RECORDS:
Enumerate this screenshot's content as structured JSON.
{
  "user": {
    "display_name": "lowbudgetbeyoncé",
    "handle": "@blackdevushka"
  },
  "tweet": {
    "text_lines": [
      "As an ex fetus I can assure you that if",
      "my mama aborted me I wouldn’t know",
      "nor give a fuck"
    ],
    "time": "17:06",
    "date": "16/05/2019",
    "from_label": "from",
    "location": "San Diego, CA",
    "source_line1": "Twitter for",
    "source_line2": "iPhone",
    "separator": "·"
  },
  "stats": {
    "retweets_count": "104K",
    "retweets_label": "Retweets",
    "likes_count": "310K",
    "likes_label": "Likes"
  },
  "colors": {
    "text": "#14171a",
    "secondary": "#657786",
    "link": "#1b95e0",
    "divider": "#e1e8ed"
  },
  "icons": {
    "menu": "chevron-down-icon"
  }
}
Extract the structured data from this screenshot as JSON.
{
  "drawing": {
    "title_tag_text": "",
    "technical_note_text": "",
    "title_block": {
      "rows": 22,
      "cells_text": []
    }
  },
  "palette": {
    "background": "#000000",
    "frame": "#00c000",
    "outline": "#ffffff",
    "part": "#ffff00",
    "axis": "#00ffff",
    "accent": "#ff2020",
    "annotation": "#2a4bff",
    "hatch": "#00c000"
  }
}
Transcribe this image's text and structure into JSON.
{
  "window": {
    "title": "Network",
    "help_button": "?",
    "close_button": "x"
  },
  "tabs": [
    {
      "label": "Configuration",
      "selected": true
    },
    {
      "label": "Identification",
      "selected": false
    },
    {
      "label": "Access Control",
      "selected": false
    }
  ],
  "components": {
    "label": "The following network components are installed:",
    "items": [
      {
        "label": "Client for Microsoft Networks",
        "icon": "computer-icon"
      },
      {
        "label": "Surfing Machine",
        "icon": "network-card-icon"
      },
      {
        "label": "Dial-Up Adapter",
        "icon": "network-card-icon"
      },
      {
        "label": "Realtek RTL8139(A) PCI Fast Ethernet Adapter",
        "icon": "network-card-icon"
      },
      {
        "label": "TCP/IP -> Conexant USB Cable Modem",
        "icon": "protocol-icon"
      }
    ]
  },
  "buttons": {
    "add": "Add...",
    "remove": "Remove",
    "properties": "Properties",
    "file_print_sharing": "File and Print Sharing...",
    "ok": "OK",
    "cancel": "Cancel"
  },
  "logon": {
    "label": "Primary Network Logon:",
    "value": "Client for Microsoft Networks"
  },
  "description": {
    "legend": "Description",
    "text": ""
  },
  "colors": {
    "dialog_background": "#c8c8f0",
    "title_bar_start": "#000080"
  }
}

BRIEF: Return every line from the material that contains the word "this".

YOUR SOLUTION:
Enumerate this screenshot's content as structured JSON.
Extract the structured data from this screenshot as JSON.
Transcribe this image's text and structure into JSON.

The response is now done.